9. Carcinogenicity, mutagenicity, teratogenicity, animal toxicity
No long-term studies of carcinogenic potential in animals have been conducted.
Toxicity on animals
Bladder stones were observed in one of four male monkeys with a dose of 6.8 U / kg given in the prostate urine and upper rectum in a study to evaluate the erroneous injection cases into the bladder periphery of other botulinum toxin preparations . When male or female monkeys were directly injected into bladder once or four times up to 36 U / kg (approximately 12 times the human dose), or when administered to female rats at a dose of 100 U / kg (approximately 33 times the human dose), no bladder stone was observed.
10. Treatment during overdose
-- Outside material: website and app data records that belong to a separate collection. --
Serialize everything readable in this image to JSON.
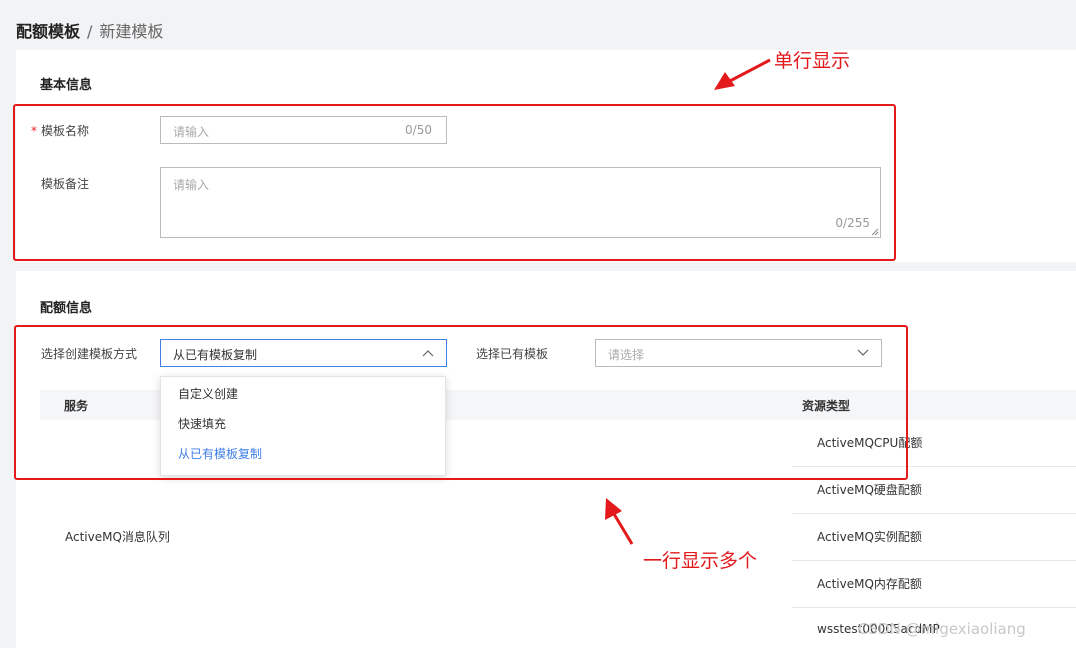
{
  "breadcrumb": {
    "parent": "配额模板",
    "separator": "/",
    "current": "新建模板"
  },
  "basic": {
    "title": "基本信息",
    "name_label": "模板名称",
    "name_required": "*",
    "name_placeholder": "请输入",
    "name_count": "0/50",
    "remark_label": "模板备注",
    "remark_placeholder": "请输入",
    "remark_count": "0/255"
  },
  "quota": {
    "title": "配额信息",
    "method_label": "选择创建模板方式",
    "method_value": "从已有模板复制",
    "existing_label": "选择已有模板",
    "existing_placeholder": "请选择",
    "options": [
      "自定义创建",
      "快速填充",
      "从已有模板复制"
    ],
    "selected_option": "从已有模板复制"
  },
  "table": {
    "headers": {
      "service": "服务",
      "resource": "资源类型"
    },
    "service_cell": "ActiveMQ消息队列",
    "resources": [
      "ActiveMQCPU配额",
      "ActiveMQ硬盘配额",
      "ActiveMQ实例配额",
      "ActiveMQ内存配额",
      "wsstest00005acdMP"
    ]
  },
  "annotations": {
    "single_row": "单行显示",
    "multi_row": "一行显示多个"
  },
  "watermark": "CSDN @migexiaoliang",
  "colors": {
    "annotation": "#e3191c",
    "selected": "#3f7fe8",
    "required": "#f5222d"
  }
}
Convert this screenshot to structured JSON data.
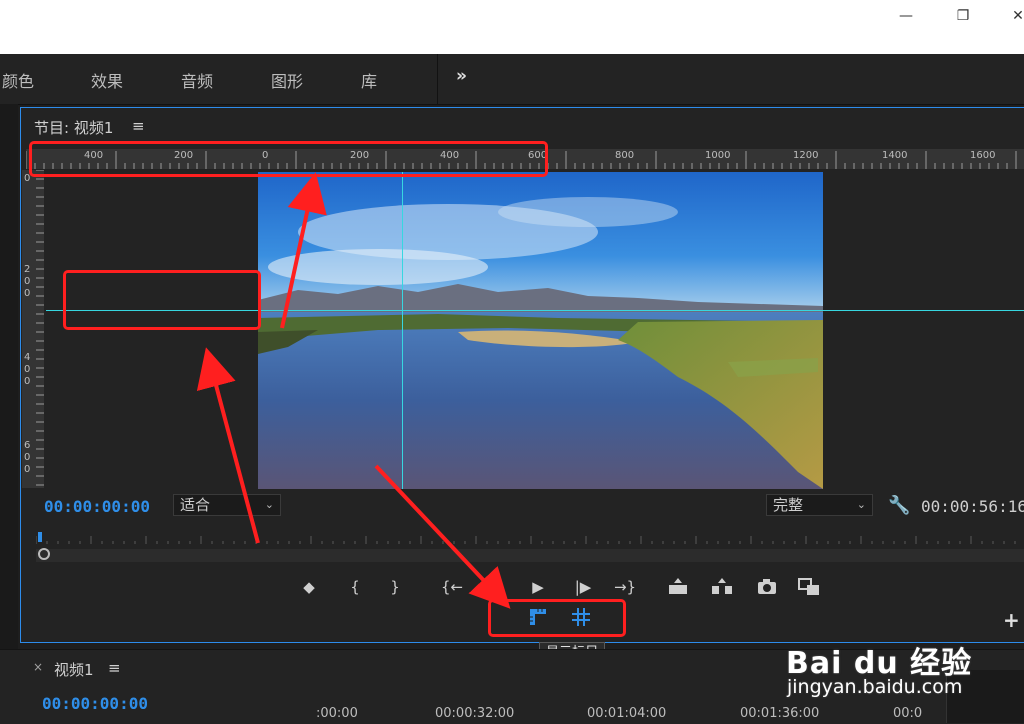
{
  "window": {
    "minimize_glyph": "—",
    "restore_glyph": "❐",
    "close_glyph": "✕"
  },
  "menu": {
    "items": [
      "颜色",
      "效果",
      "音频",
      "图形",
      "库"
    ],
    "overflow": "»"
  },
  "program_monitor": {
    "title": "节目: 视频1",
    "menu_glyph": "≡",
    "ruler_h_labels": [
      "400",
      "200",
      "0",
      "200",
      "400",
      "600",
      "800",
      "1000",
      "1200",
      "1400",
      "1600"
    ],
    "ruler_v_labels": [
      "0",
      "2\n0\n0",
      "4\n0\n0",
      "6\n0\n0"
    ],
    "timecode": "00:00:00:00",
    "fit_select": "适合",
    "quality_select": "完整",
    "duration": "00:00:56:16",
    "tooltip": "显示标尺"
  },
  "transport": {
    "marker": "◆",
    "mark_in": "{",
    "mark_out": "}",
    "goto_in": "{←",
    "step_back": "◀|",
    "play": "▶",
    "step_forward": "|▶",
    "goto_out": "→}"
  },
  "timeline": {
    "close": "×",
    "title": "视频1",
    "menu_glyph": "≡",
    "timecode": "00:00:00:00",
    "marks": [
      ":00:00",
      "00:00:32:00",
      "00:01:04:00",
      "00:01:36:00",
      "00:0"
    ]
  },
  "watermark": {
    "brand": "Bai du 经验",
    "url": "jingyan.baidu.com"
  },
  "colors": {
    "accent_blue": "#2f8ee8",
    "annotation_red": "#ff1f1f",
    "guide_cyan": "#37d7e0",
    "panel_bg": "#232323"
  }
}
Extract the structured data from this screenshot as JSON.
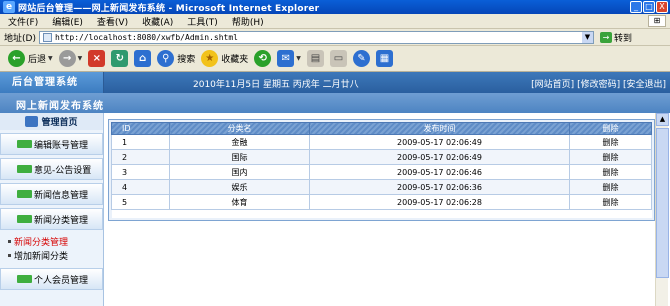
{
  "window": {
    "title": "网站后台管理——网上新闻发布系统 - Microsoft Internet Explorer",
    "controls": [
      "_",
      "□",
      "X"
    ]
  },
  "menu": [
    "文件(F)",
    "编辑(E)",
    "查看(V)",
    "收藏(A)",
    "工具(T)",
    "帮助(H)"
  ],
  "address": {
    "label": "地址(D)",
    "url": "http://localhost:8080/xwfb/Admin.shtml",
    "go_label": "转到"
  },
  "toolbar": {
    "back": "后退",
    "search": "搜索",
    "favorites": "收藏夹"
  },
  "header": {
    "logo": "后台管理系统",
    "date_line": "2010年11月5日  星期五  丙戌年 二月廿八",
    "links": [
      "[网站首页]",
      "[修改密码]",
      "[安全退出]"
    ],
    "system_title": "网上新闻发布系统"
  },
  "sidebar": {
    "home": "管理首页",
    "items": [
      {
        "label": "编辑账号管理"
      },
      {
        "label": "意见-公告设置"
      },
      {
        "label": "新闻信息管理"
      },
      {
        "label": "新闻分类管理"
      }
    ],
    "subitems": [
      {
        "label": "新闻分类管理",
        "active": true
      },
      {
        "label": "增加新闻分类",
        "active": false
      }
    ],
    "last_item": "个人会员管理"
  },
  "table": {
    "headers": [
      "ID",
      "分类名",
      "发布时间",
      "删除"
    ],
    "rows": [
      {
        "id": "1",
        "name": "金融",
        "time": "2009-05-17 02:06:49",
        "action": "删除"
      },
      {
        "id": "2",
        "name": "国际",
        "time": "2009-05-17 02:06:49",
        "action": "删除"
      },
      {
        "id": "3",
        "name": "国内",
        "time": "2009-05-17 02:06:46",
        "action": "删除"
      },
      {
        "id": "4",
        "name": "娱乐",
        "time": "2009-05-17 02:06:36",
        "action": "删除"
      },
      {
        "id": "5",
        "name": "体育",
        "time": "2009-05-17 02:06:28",
        "action": "删除"
      }
    ]
  }
}
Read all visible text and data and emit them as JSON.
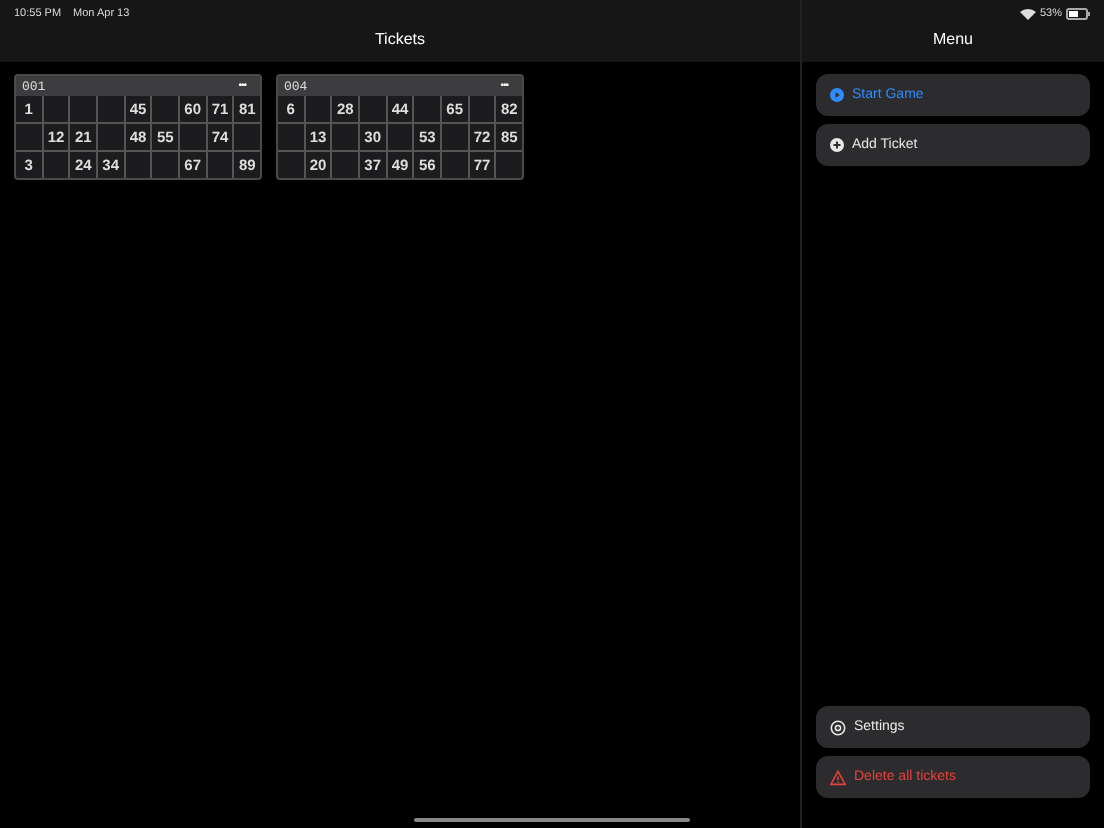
{
  "status_bar": {
    "time": "10:55 PM",
    "date": "Mon Apr 13",
    "battery": "53%"
  },
  "tickets_panel": {
    "title": "Tickets",
    "tickets": [
      {
        "id": "001",
        "more": "•••",
        "rows": [
          [
            "1",
            null,
            null,
            null,
            "45",
            null,
            "60",
            "71",
            "81"
          ],
          [
            null,
            "12",
            "21",
            null,
            "48",
            "55",
            null,
            "74",
            null
          ],
          [
            "3",
            null,
            "24",
            "34",
            null,
            null,
            "67",
            null,
            "89"
          ]
        ]
      },
      {
        "id": "004",
        "more": "•••",
        "rows": [
          [
            "6",
            null,
            "28",
            null,
            "44",
            null,
            "65",
            null,
            "82"
          ],
          [
            null,
            "13",
            null,
            "30",
            null,
            "53",
            null,
            "72",
            "85"
          ],
          [
            null,
            "20",
            null,
            "37",
            "49",
            "56",
            null,
            "77",
            null
          ]
        ]
      }
    ]
  },
  "menu_panel": {
    "title": "Menu",
    "top_items": [
      {
        "label": "Start Game",
        "kind": "start"
      },
      {
        "label": "Add Ticket",
        "kind": "add"
      }
    ],
    "bottom_items": [
      {
        "label": "Settings",
        "kind": "settings"
      },
      {
        "label": "Delete all tickets",
        "kind": "delete"
      }
    ]
  }
}
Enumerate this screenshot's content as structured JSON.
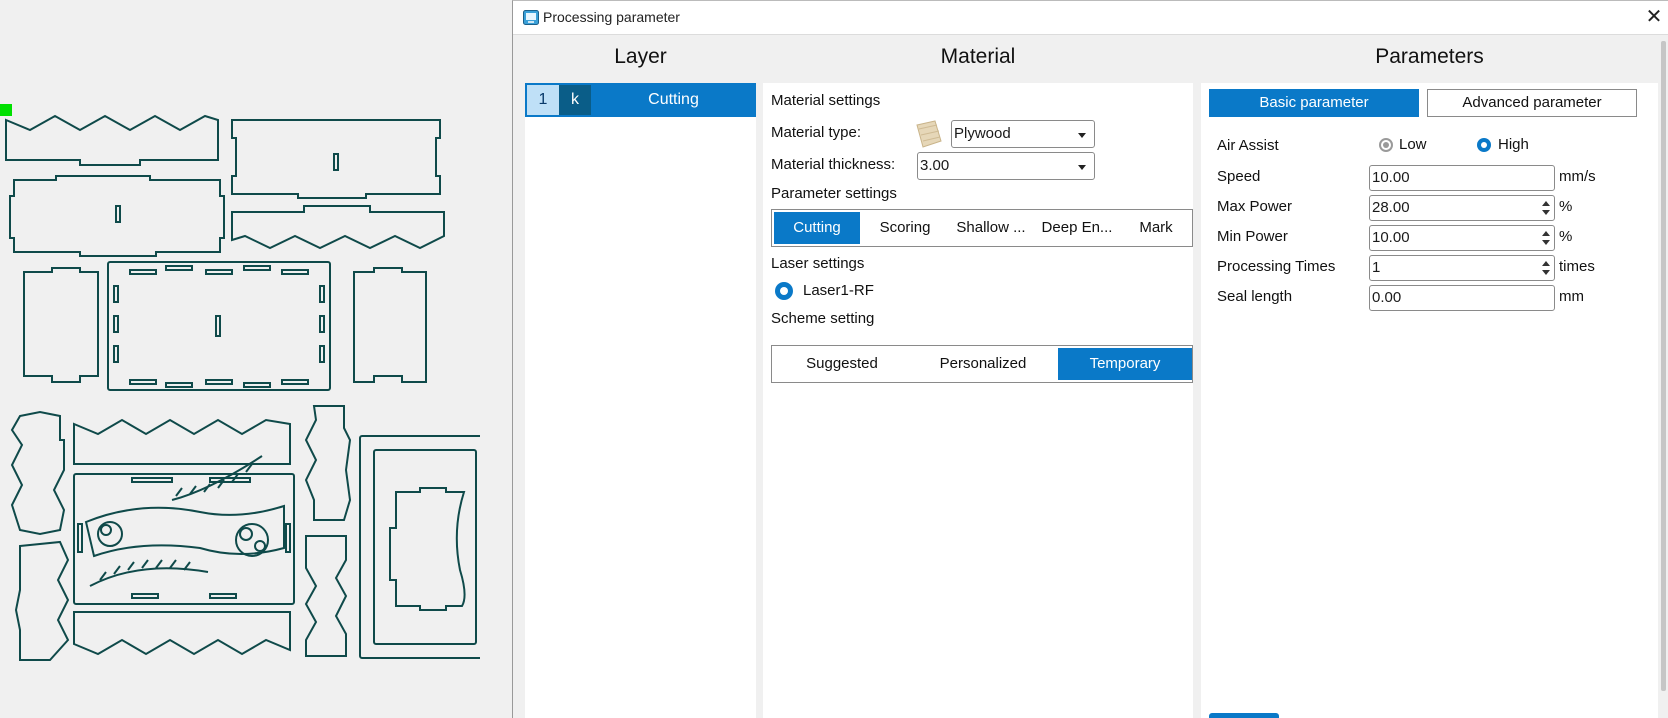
{
  "window": {
    "title": "Processing parameter",
    "close_glyph": "✕"
  },
  "columns": {
    "layer": "Layer",
    "material": "Material",
    "parameters": "Parameters"
  },
  "layer": {
    "number": "1",
    "mode": "k",
    "name": "Cutting"
  },
  "material": {
    "material_settings": "Material settings",
    "material_type_label": "Material type:",
    "material_type_value": "Plywood",
    "thickness_label": "Material thickness:",
    "thickness_value": "3.00",
    "parameter_settings": "Parameter settings",
    "param_tabs": [
      {
        "label": "Cutting",
        "active": true
      },
      {
        "label": "Scoring",
        "active": false
      },
      {
        "label": "Shallow ...",
        "active": false
      },
      {
        "label": "Deep En...",
        "active": false
      },
      {
        "label": "Mark",
        "active": false
      }
    ],
    "laser_settings": "Laser settings",
    "laser_option": "Laser1-RF",
    "scheme_setting": "Scheme setting",
    "scheme_tabs": [
      {
        "label": "Suggested",
        "active": false
      },
      {
        "label": "Personalized",
        "active": false
      },
      {
        "label": "Temporary",
        "active": true
      }
    ]
  },
  "parameters": {
    "tab_basic": "Basic parameter",
    "tab_advanced": "Advanced parameter",
    "air_assist_label": "Air Assist",
    "air_low": "Low",
    "air_high": "High",
    "air_selected": "High",
    "speed_label": "Speed",
    "speed_value": "10.00",
    "speed_unit": "mm/s",
    "max_power_label": "Max Power",
    "max_power_value": "28.00",
    "max_power_unit": "%",
    "min_power_label": "Min Power",
    "min_power_value": "10.00",
    "min_power_unit": "%",
    "times_label": "Processing Times",
    "times_value": "1",
    "times_unit": "times",
    "seal_label": "Seal length",
    "seal_value": "0.00",
    "seal_unit": "mm"
  },
  "colors": {
    "accent": "#0a79c8",
    "design_stroke": "#0f4a4a",
    "origin_marker": "#00e000"
  },
  "icons": {
    "app": "app-icon",
    "close": "close-icon",
    "material": "plywood-swatch-icon"
  }
}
Symptoms during and after the time of overdose are not apparent immediately after injection. When administered accidentally or orally, signs or symptoms of systemic debility or muscle paralysis should be medically observed for several weeks. Antitoxin can be used if it is immediately recognized that it has been overdosed or misapplied. Antitoxin does not reverse the already occurred muscle weakening effects at the time of antitoxin administration.
If the oral pharyngeal and esophageal muscles are affected, aspiration can occur, which can lead to aspiration pneumonia. If the respiratory muscles are paralyzed or weakened, intubation and assisted breathing may be necessary until recovery. In addition to other general ancillary therapies, tracheostomy and / or long-term mechanical ventilation may be required.
These patients should consider immediate appropriate measures including additional medical evaluation and admission.
11. Storage and handling precautions
Unopened Drugs should be stored in refrigerated state(2-8 ° C). The dissolved drug can be stored in refrigerated state (2-8 ° C) for 24 hours.
All vials, including vials that have passed the expiration date, or those in direct contact with the product should be discarded as medical waste. If toxin inactivation is required (e.g. efflux), it is recommended to use diluted hypochlorite (0.5 or 1%) before disposal into medical waste.
12. Information for patients
Talk to your doctor about any concerns about the effects and risks of this medicine. Pay attention to signs or symptoms of adverse reactions. If you experience difficulty swallowing or speaking after the treatment, or experience difficulty breathing or muscular weaknesses, seek immediate medical help. Adverse events may occur within hours or weeks after the treatment.
This drug binds the receptors at the distal end of the nerve, enters the nerve endings and inhibits the secretion of acetylcholine, thereby blocking conduction of the nerve. When injected intramuscularly within therapeutic doses, the drug causes localized muscle paralysis by chemical denervation action. When the muscles are chemically denervated, the muscles become weak and can develop acetylcholine receptors outside the junctions. New nerves and nerve stimulation can flow back to the muscles, proving that the sense of lassitude is reversible.